The 2013 NFL draft is the most important draft the Cowboys have faced in a long while.
This isn’t about picking the right talent, it’s about defining the identity of the Dallas Cowboys as a winning franchise.
The Cowboys could own a range of picks in the middle portion of the first round. One thing remains consistent, though: This pick has to count.
Let’s take a peak at the Cowboys' top first-round prospects.
In Montgomery, the Cowboys would grab their pass rusher of the future. Montgomery has good size at 6’4”, 245 pounds. He is still considered one of the elite players in this game.
Montgomery is an explosive, raw talent whose skills could translate successfully to the next level. He is an above-average edge rusher in 3-4 schemes and has great agility to go with his speed.
One weakness in Montgomery’s game is that he could improve his pass rush repertoire. I would like to see an improved bull rush if he intends to be elite at the next level. This is a skill that could be improved with the help of one of the best pass rushers to ever play the game, DeMarcus Ware.
I think that Montgomery would be the riskiest pick the Cowboys could make, but his ceiling is extremely high. With Anthony Spencer possibly leaving the team at the end of the season, Montgomery would offer a seamless transition for this defense that has finally found itself.
Chance Warmack is a prospect that was once underrated but has become a buzzing prospect over the last month or so.
There is a ton to love about this prospect.

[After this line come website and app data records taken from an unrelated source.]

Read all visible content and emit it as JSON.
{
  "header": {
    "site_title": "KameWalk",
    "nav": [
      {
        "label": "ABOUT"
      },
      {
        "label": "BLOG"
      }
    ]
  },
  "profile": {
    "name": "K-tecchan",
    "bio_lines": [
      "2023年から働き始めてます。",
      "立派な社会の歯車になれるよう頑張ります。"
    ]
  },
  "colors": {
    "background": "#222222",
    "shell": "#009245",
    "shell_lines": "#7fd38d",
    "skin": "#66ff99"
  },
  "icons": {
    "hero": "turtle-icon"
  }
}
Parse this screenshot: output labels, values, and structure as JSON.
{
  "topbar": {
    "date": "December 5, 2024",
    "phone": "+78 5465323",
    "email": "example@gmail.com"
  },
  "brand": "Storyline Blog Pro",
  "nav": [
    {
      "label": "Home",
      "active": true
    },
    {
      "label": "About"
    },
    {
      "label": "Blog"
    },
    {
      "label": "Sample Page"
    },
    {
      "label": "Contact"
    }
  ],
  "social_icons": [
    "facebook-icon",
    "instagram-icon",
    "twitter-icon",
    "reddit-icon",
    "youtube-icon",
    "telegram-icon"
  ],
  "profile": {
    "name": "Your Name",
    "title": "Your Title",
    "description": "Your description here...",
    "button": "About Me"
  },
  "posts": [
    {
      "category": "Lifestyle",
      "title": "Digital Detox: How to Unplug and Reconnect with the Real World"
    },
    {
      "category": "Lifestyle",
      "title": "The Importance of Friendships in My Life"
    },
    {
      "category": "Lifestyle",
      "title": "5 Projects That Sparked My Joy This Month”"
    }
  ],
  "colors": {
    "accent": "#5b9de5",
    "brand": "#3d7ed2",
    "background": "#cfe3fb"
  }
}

Warmack is a nasty football player. He is a tough run blocker and a very capable pass blocker. He possesses a ton of power and excellent technique. If you get to watch some tape on Warmack, watch his athleticism. Warmack is a very dynamic guard who can pull and get to the next level effectively.
Warmack would instantly anchor the interior line, especially in the rush game.
The Cowboys would immediately benefit from having Warmack. Garrett, who will likely be around next season, would like to feature a run-balanced offense. With Warmack, Garrett’s offense would flourish.
There is one move this offseason that would make Jenkins an automatic. That move is if the Cowboys intend to cut ties with Jay Ratliff and still maintain the 3-4.
The 6’3”, 358-pound nose tackle is a tremendous athlete who moves around like a defensive end. Jenkins is strong off the line and has an exceptionally high motor. Jenkins offers something that you don’t find much in a large nose tackle as pass rusher who is still very dynamic against the run.
Jenkins isn’t perfect, however. He needs to work extensively on his consistency. He is a very good player and seems to have a solid work ethic. I’ve watched pretty much every UGA game this year and have seen Jenkins disappear with some double teams. In a 3-4 defense in the NFL, Jenkins would see double teams often and needs to be able to free himself of those and be an impact player.
The Cowboys could use Jenkins if they let Ratliff go. Ratliff would allow the Cowboys some added cap space. This pick is a very real possibility.
Talk about a climbing prospect.
I originally had Dion Jordan as an early third-round prospect, and now he is a mid-first-round talent.
Jordan stands 6’7” and weighs 243 pounds. In case you’ve been living in a cave, Jordan has exceptional size for an NFL linebacker. What I’ve seen from Jordan is incredible. He has a violent attack against blockers and an extremely high motor. I would venture to say that Dion Jordan is the best pure pass rusher in the draft.
Now, Jordan is just an average run defender and could struggle if targeted by strong run games. That doesn’t mean that Jordan will fail at the next level. Jordan is athletic and smart, a good combination. He takes good angles and is above average in pursuit.
I’d be excited to see Jordan at the next level. He can be a dynamic prospect who, if coached correctly, can use his size to be a force in coverage and at the line. Jordan would be a project, but he could become an elite pass rusher for the Cowboys.
OK, the Cowboys haven’t had a franchise safety since Darren Woodson, and it’s starting to get a little frustrating. I mean no disrespect towards Gerald Sensabaugh, who’s been great, or Barry Church, but the Cowboys need a true back-end center fielder.
Reid is a prospect who is dropping from his initial high first-round pick but has franchise player ability.
Reid is a playmaker. He possesses excellent range and leadership. Reid is both an above-average pass defender and run-support safety. What you have to love about Reid is dynamic playmaking ability coupled with his scheme versatility.
If the Cowboys selected Reid, it would likely mean that they traded down and added an additional second or third pick. If that’s the case, they landed a premiere safety while still affording them the ability to land another solid offensive lineman like Jonathan Cooper or Cyril Richardson.